- **Required action**: Word for word, restate all of the entries.

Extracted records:

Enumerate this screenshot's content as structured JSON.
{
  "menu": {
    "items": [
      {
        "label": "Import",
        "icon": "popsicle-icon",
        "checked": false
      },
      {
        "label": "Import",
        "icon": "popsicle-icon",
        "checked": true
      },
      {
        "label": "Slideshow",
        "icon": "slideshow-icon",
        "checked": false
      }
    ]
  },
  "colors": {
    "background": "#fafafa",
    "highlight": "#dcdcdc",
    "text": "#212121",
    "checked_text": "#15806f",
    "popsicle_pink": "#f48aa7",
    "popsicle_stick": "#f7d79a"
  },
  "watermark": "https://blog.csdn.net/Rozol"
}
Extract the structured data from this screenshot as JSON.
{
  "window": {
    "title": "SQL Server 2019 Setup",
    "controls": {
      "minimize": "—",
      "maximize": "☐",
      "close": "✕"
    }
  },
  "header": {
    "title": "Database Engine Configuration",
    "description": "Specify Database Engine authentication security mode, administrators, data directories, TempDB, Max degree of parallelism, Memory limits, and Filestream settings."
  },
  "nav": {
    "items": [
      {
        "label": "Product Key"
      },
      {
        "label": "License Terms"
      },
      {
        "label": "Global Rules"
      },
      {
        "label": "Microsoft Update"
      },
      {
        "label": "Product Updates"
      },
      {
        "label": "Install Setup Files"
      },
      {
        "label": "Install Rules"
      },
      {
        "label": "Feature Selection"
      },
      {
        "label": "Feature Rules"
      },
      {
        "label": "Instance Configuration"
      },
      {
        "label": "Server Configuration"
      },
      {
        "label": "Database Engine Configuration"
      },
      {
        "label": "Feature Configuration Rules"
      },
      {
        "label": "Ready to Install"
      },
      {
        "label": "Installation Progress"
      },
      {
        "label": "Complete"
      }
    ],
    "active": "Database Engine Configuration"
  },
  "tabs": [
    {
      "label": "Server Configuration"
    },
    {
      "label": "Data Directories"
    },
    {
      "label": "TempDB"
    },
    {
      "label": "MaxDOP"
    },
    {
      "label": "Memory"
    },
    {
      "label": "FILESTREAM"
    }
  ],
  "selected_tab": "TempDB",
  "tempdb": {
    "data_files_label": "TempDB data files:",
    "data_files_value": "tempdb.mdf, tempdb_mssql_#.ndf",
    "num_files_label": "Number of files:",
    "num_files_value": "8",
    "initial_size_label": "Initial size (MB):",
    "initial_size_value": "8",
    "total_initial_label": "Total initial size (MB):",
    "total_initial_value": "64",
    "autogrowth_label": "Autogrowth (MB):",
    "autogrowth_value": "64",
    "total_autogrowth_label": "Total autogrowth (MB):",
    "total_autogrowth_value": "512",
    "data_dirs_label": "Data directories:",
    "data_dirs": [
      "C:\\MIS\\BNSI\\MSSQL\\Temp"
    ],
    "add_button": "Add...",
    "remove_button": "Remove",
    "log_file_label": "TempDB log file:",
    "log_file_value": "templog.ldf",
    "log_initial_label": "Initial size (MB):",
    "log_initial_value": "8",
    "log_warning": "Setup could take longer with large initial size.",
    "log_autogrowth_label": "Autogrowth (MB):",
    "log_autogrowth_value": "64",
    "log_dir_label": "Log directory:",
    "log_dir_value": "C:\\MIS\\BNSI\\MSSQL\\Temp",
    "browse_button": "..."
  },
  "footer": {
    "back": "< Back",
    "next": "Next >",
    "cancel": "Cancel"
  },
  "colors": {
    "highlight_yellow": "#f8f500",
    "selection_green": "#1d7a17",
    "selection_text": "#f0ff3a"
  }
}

- **Reply to the task**:
Enumerate this screenshot's content as structured JSON.
{
  "menu": {
    "items": [
      {
        "label": "Import",
        "icon": "popsicle-icon",
        "checked": false
      },
      {
        "label": "Import",
        "icon": "popsicle-icon",
        "checked": true
      },
      {
        "label": "Slideshow",
        "icon": "slideshow-icon",
        "checked": false
      }
    ]
  },
  "colors": {
    "background": "#fafafa",
    "highlight": "#dcdcdc",
    "text": "#212121",
    "checked_text": "#15806f",
    "popsicle_pink": "#f48aa7",
    "popsicle_stick": "#f7d79a"
  },
  "watermark": "https://blog.csdn.net/Rozol"
}
Extract the structured data from this screenshot as JSON.
{
  "window": {
    "title": "SQL Server 2019 Setup",
    "controls": {
      "minimize": "—",
      "maximize": "☐",
      "close": "✕"
    }
  },
  "header": {
    "title": "Database Engine Configuration",
    "description": "Specify Database Engine authentication security mode, administrators, data directories, TempDB, Max degree of parallelism, Memory limits, and Filestream settings."
  },
  "nav": {
    "items": [
      {
        "label": "Product Key"
      },
      {
        "label": "License Terms"
      },
      {
        "label": "Global Rules"
      },
      {
        "label": "Microsoft Update"
      },
      {
        "label": "Product Updates"
      },
      {
        "label": "Install Setup Files"
      },
      {
        "label": "Install Rules"
      },
      {
        "label": "Feature Selection"
      },
      {
        "label": "Feature Rules"
      },
      {
        "label": "Instance Configuration"
      },
      {
        "label": "Server Configuration"
      },
      {
        "label": "Database Engine Configuration"
      },
      {
        "label": "Feature Configuration Rules"
      },
      {
        "label": "Ready to Install"
      },
      {
        "label": "Installation Progress"
      },
      {
        "label": "Complete"
      }
    ],
    "active": "Database Engine Configuration"
  },
  "tabs": [
    {
      "label": "Server Configuration"
    },
    {
      "label": "Data Directories"
    },
    {
      "label": "TempDB"
    },
    {
      "label": "MaxDOP"
    },
    {
      "label": "Memory"
    },
    {
      "label": "FILESTREAM"
    }
  ],
  "selected_tab": "TempDB",
  "tempdb": {
    "data_files_label": "TempDB data files:",
    "data_files_value": "tempdb.mdf, tempdb_mssql_#.ndf",
    "num_files_label": "Number of files:",
    "num_files_value": "8",
    "initial_size_label": "Initial size (MB):",
    "initial_size_value": "8",
    "total_initial_label": "Total initial size (MB):",
    "total_initial_value": "64",
    "autogrowth_label": "Autogrowth (MB):",
    "autogrowth_value": "64",
    "total_autogrowth_label": "Total autogrowth (MB):",
    "total_autogrowth_value": "512",
    "data_dirs_label": "Data directories:",
    "data_dirs": [
      "C:\\MIS\\BNSI\\MSSQL\\Temp"
    ],
    "add_button": "Add...",
    "remove_button": "Remove",
    "log_file_label": "TempDB log file:",
    "log_file_value": "templog.ldf",
    "log_initial_label": "Initial size (MB):",
    "log_initial_value": "8",
    "log_warning": "Setup could take longer with large initial size.",
    "log_autogrowth_label": "Autogrowth (MB):",
    "log_autogrowth_value": "64",
    "log_dir_label": "Log directory:",
    "log_dir_value": "C:\\MIS\\BNSI\\MSSQL\\Temp",
    "browse_button": "..."
  },
  "footer": {
    "back": "< Back",
    "next": "Next >",
    "cancel": "Cancel"
  },
  "colors": {
    "highlight_yellow": "#f8f500",
    "selection_green": "#1d7a17",
    "selection_text": "#f0ff3a"
  }
}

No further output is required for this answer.